Future Earth, co-production and the experimental life of a global institution
Eleanor Hadley Kershaw

(formed in 2010) comprises the International Council for Science (ICSU); the International Social Science Council; the Belmont Forum of global change research funders; the United Nations Educational, Scientific and Cultural Organization (UNESCO); the United Nations Environment Programme; the United Nations University; and the World Meteorological Organization (see www.stalliance.org/). 112 Science and the politics of openness large-scale synthesis of existing research in assessments undertaken by the Intergovernmental Panel on Climate Change (IPCC) and the

in Science and the politics of openness
The “Clean City” law in São Paulo, Brazil
Marina Da Silva

(3), 329–344. Cronin, A. M. 2010. Advertising, Commercial Spaces and the Urban. Basingstoke: Palgrave Macmillan. Crutzen, P. J. and Stoermer, E. F. 2000. The Anthropocene. IGBP Global Change Newsletter, 41, 17–18. Dias, T. 2016. Tem um “pixo” num grafite assinado. E isso agradou muita gente. Nexo [online]. Available at https://www.nexojornal.com.br/expresso/2016/02/12/ Tem-­um-%E2%80%98pixo%E2%80%99-­num-­grafite-­assinado.-E-­isso-­agradou-­ muita-­gente (last accessed February 4, 2020). Douglas, M. 1966. Purity and Danger. New York: Praeger. Douglas, M. and Hull, D

in Toxic truths
An introduction
Budd L. Hall

‘knowledge democracy movement’? First, we are working on an assumption that social movements remain at the heart of local and global change, that they are important sources of power to shift the way people imagine various relations of power. With that argument we are building on the long tradition of learning and social movement theory and practice, including much that has been written about in earlier forms (Hall, 2009 a, b, c, d). Here we are not referring to engaged scholarship or HE and community engagement itself as a movement, although there are movement elements to

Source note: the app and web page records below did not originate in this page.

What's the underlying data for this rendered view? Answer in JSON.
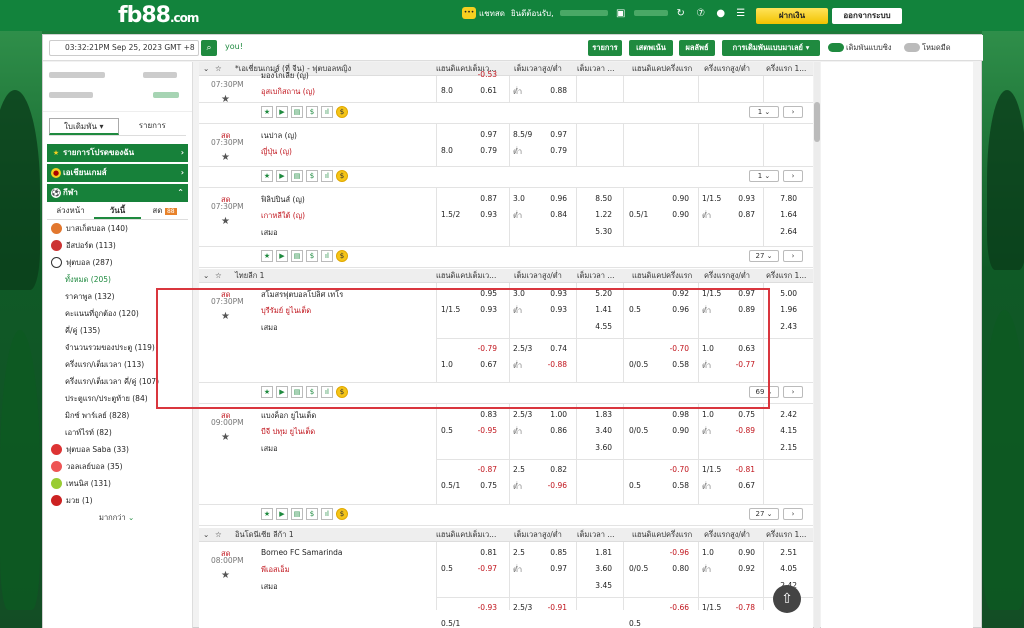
{
  "header": {
    "logo": "fb88",
    "logo_suffix": ".com",
    "chat_label": "แชทสด",
    "welcome": "ยินดีต้อนรับ,",
    "deposit_label": "ฝากเงิน",
    "logout_label": "ออกจากระบบ"
  },
  "toolbar": {
    "datetime": "03:32:21PM Sep 25, 2023 GMT +8",
    "search_text": "you!",
    "btn_items": "รายการ",
    "btn_hot": "เสตพเน้น",
    "btn_results": "ผลลัพธ์",
    "btn_type": "การเดิมพันแบบมาเลย์",
    "toggle1_label": "เดิมพันแบบซิง",
    "toggle2_label": "โหมดมืด"
  },
  "sidebar": {
    "tab_betslip": "ใบเดิมพัน",
    "tab_list": "รายการ",
    "sections": [
      {
        "label": "รายการโปรดของฉัน"
      },
      {
        "label": "เอเชียนเกมส์"
      },
      {
        "label": "กีฬา"
      }
    ],
    "subtabs": [
      "ล่วงหน้า",
      "วันนี้",
      "สด"
    ],
    "live_badge": "88",
    "sports": [
      {
        "label": "บาสเก็ตบอล",
        "count": "(140)"
      },
      {
        "label": "อีสปอร์ต",
        "count": "(113)"
      },
      {
        "label": "ฟุตบอล",
        "count": "(287)"
      }
    ],
    "football_sub": [
      {
        "label": "ทั้งหมด",
        "count": "(205)"
      },
      {
        "label": "ราคาพูล",
        "count": "(132)"
      },
      {
        "label": "คะแนนที่ถูกต้อง",
        "count": "(120)"
      },
      {
        "label": "คี่/คู่",
        "count": "(135)"
      },
      {
        "label": "จำนวนรวมของประตู",
        "count": "(119)"
      },
      {
        "label": "ครึ่งแรก/เต็มเวลา",
        "count": "(113)"
      },
      {
        "label": "ครึ่งแรก/เต็มเวลา คี่/คู่",
        "count": "(107)"
      },
      {
        "label": "ประตูแรก/ประตูท้าย",
        "count": "(84)"
      },
      {
        "label": "มิกซ์ พาร์เลย์",
        "count": "(828)"
      },
      {
        "label": "เอาท์ไรท์",
        "count": "(82)"
      }
    ],
    "others": [
      {
        "label": "ฟุตบอล Saba",
        "count": "(33)"
      },
      {
        "label": "วอลเลย์บอล",
        "count": "(35)"
      },
      {
        "label": "เทนนิส",
        "count": "(131)"
      },
      {
        "label": "มวย",
        "count": "(1)"
      }
    ],
    "more": "มากกว่า"
  },
  "columns": [
    "แฮนดิแคปเต็มเว...",
    "เต็มเวลาสูง/ต่ำ",
    "เต็มเวลา ...",
    "แฮนดิแคปครึ่งแรก",
    "ครึ่งแรกสูง/ต่ำ",
    "ครึ่งแรก 1..."
  ],
  "league1": "*เอเชี่ยนเกมส์ (ที่ จีน) - ฟุตบอลหญิง",
  "league2": "ไทยลีก 1",
  "league3": "อินโดนีเซีย ลีก้า 1",
  "matches": [
    {
      "time": "07:30PM",
      "live": "",
      "home": "มองโกเลีย (ญ)",
      "away": "อุสเบกิสถาน (ญ)",
      "hdp": "8.0",
      "o1": "-0.53",
      "o2": "0.61",
      "ou_label": "ต่ำ",
      "ou2": "0.88",
      "more": "1"
    },
    {
      "time": "07:30PM",
      "live": "สด",
      "home": "เนปาล (ญ)",
      "away": "ญี่ปุ่น (ญ)",
      "hdp": "8.0",
      "o1": "0.97",
      "o2": "0.79",
      "ou": "8.5/9",
      "ou1": "0.97",
      "ou_label": "ต่ำ",
      "ou2": "0.79",
      "more": "1"
    },
    {
      "time": "07:30PM",
      "live": "สด",
      "home": "ฟิลิปปินส์ (ญ)",
      "away": "เกาหลีใต้ (ญ)",
      "draw": "เสมอ",
      "hdp": "1.5/2",
      "o1": "0.87",
      "o2": "0.93",
      "ou": "3.0",
      "ou1": "0.96",
      "ou_label": "ต่ำ",
      "ou2": "0.84",
      "x1": "8.50",
      "x2": "1.22",
      "x3": "5.30",
      "h_hdp": "0.5/1",
      "h1": "0.90",
      "h2": "0.90",
      "h_ou": "1/1.5",
      "h_ou1": "0.93",
      "h_ou2": "0.87",
      "h_x1": "7.80",
      "h_x2": "1.64",
      "h_x3": "2.64",
      "more": "27"
    },
    {
      "time": "07:30PM",
      "live": "สด",
      "home": "สโมสรฟุตบอลโปลิศ เทโร",
      "away": "บุรีรัมย์ ยูไนเต็ด",
      "draw": "เสมอ",
      "hdp": "1/1.5",
      "o1": "0.95",
      "o2": "0.93",
      "ou": "3.0",
      "ou1": "0.93",
      "ou_label": "ต่ำ",
      "ou2": "0.93",
      "x1": "5.20",
      "x2": "1.41",
      "x3": "4.55",
      "h_hdp": "0.5",
      "h1": "0.92",
      "h2": "0.96",
      "h_ou": "1/1.5",
      "h_ou1": "0.97",
      "h_ou2": "0.89",
      "h_x1": "5.00",
      "h_x2": "1.96",
      "h_x3": "2.43",
      "alt_hdp": "1.0",
      "alt1": "-0.79",
      "alt2": "0.67",
      "alt_ou": "2.5/3",
      "alt_ou1": "0.74",
      "alt_ou2": "-0.88",
      "alt_h_hdp": "0/0.5",
      "alt_h1": "-0.70",
      "alt_h2": "0.58",
      "alt_h_ou": "1.0",
      "alt_h_ou1": "0.63",
      "alt_h_ou2": "-0.77",
      "more": "69"
    },
    {
      "time": "09:00PM",
      "live": "สด",
      "home": "แบงค็อก ยูไนเต็ด",
      "away": "บีจี ปทุม ยูไนเต็ด",
      "draw": "เสมอ",
      "hdp": "0.5",
      "o1": "0.83",
      "o2": "-0.95",
      "ou": "2.5/3",
      "ou1": "1.00",
      "ou_label": "ต่ำ",
      "ou2": "0.86",
      "x1": "1.83",
      "x2": "3.40",
      "x3": "3.60",
      "h_hdp": "0/0.5",
      "h1": "0.98",
      "h2": "0.90",
      "h_ou": "1.0",
      "h_ou1": "0.75",
      "h_ou2": "-0.89",
      "h_x1": "2.42",
      "h_x2": "4.15",
      "h_x3": "2.15",
      "alt_hdp": "0.5/1",
      "alt1": "-0.87",
      "alt2": "0.75",
      "alt_ou": "2.5",
      "alt_ou1": "0.82",
      "alt_ou2": "-0.96",
      "alt_h_hdp": "0.5",
      "alt_h1": "-0.70",
      "alt_h2": "0.58",
      "alt_h_ou": "1/1.5",
      "alt_h_ou1": "-0.81",
      "alt_h_ou2": "0.67",
      "more": "27"
    },
    {
      "time": "08:00PM",
      "live": "สด",
      "home": "Borneo FC Samarinda",
      "away": "พีเอสเอ็ม",
      "draw": "เสมอ",
      "hdp": "0.5",
      "o1": "0.81",
      "o2": "-0.97",
      "ou": "2.5",
      "ou1": "0.85",
      "ou_label": "ต่ำ",
      "ou2": "0.97",
      "x1": "1.81",
      "x2": "3.60",
      "x3": "3.45",
      "h_hdp": "0/0.5",
      "h1": "-0.96",
      "h2": "0.80",
      "h_ou": "1.0",
      "h_ou1": "0.90",
      "h_ou2": "0.92",
      "h_x1": "2.51",
      "h_x2": "4.05",
      "h_x3": "2.42",
      "alt_hdp": "0.5/1",
      "alt1": "-0.93",
      "alt_ou": "2.5/3",
      "alt_ou1": "-0.91",
      "alt_h_hdp": "0.5",
      "alt_h1": "-0.66",
      "alt_h_ou": "1/1.5",
      "alt_h_ou1": "-0.78"
    }
  ]
}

in Knowledge, democracy and action
Brian White

transformed international system. The importance of the European case here is that the global changes outlined above are more clearly illustrated in Europe than in any other region in world politics. It might be argued, therefore, that if foreign policy analysts can use their analytical techniques to make sense of European foreign policy, this will not only throw light on an important new area of foreign policy activity but will

in Rethinking European Union Foreign Policy
Open Access (free)
The Debt–Growth–Inequality Nexus
Tim Di Muzio and Richard H. Robbins

300 Tons (millions) 4,000 0 1800 Fertilizer consumption 350 300 250 200 150 100 50 0 5,000 % Loss of total column ozone Water usage 6,000 95 1800 1850 1900 1950 2000 Atmosphere: ozone depletion 1800 1850 1900 1950 2000 Terrestrial ecosystems: amount of domesticated land 1800 1850 1900 1950 2000 Climate: Northern Hemisphere average surface temperature 1 0.5 0 ‐0.5 1800 1850 1900 1950 2000 ‐1 Figure 4.2  Rates of resource extraction and environmental change Source: Adapted from Steffen, W., et al. (2004) Global Change and the Earth System: A

in Debt as Power
Heikki Patomäki

), Global Changes and Theoretical Challenges. Approaches to World Politics for the 1990s (Lexington, MA, Lexington Books, 1989), p. 269. 78 William C. Wohlforth, ‘The Stability of a Unipolar World’, International Security , vol. 24, no. 1 (summer 1999), p. 8

in Mapping European security after Kosovo